Alex Wong / Getty Images
National Transportation Safety Board Chairman Deborah Hersman points out on a model Southwest Airlines plane the position where the fuselage skin was torn from a Boeing 737-300 aircraft during a news briefing April 5, at the NTSB headquarters in Washington, DC. The 15-year-old Southwest aircraft was on its way from Phoenix to Sacramento and had to make an emergency landing when the accident happened on Friday, April 1, 2011.
AP: The order is aimed at finding weaknesses in the metal exterior, but virtually all of the affected aircraft will have already been inspected by the time the order takes effect.
The safety directive applies to about 175 aircraft worldwide, including 80 planes registered in the U.S., the Federal Aviation Administration said. Of those 80, nearly all are operated by Southwest. Two belong to Alaska Airlines. Read the full story here.

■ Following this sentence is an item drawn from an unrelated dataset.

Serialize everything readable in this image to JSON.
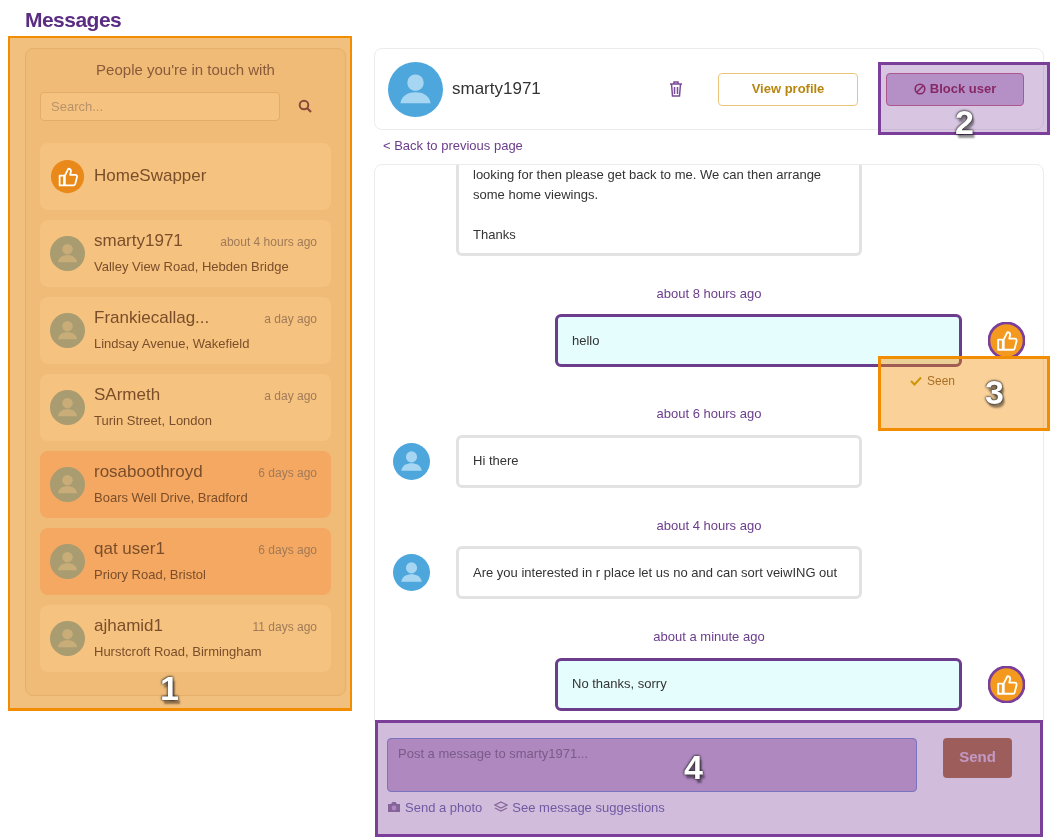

Shawn Thew / EPA
Photographers surround the damaged fuselage skin section from Southwest Airlines Flight 812 Boeing 737 in the materials labratory at NTSB Headquarters in Washington, DC April 5. Cracks have been found in five Southwest planes after an emergency inspection was carried out on the airline's fleet when a five-foot hole 'exploded' in the roof of Flight 812 on April 1.
Go behind the scenes at the Boeing 737 factory in Renton, WA in this slideshow.
While most manufacturing is done overseas, the 737 is still made in Washington. Find out why.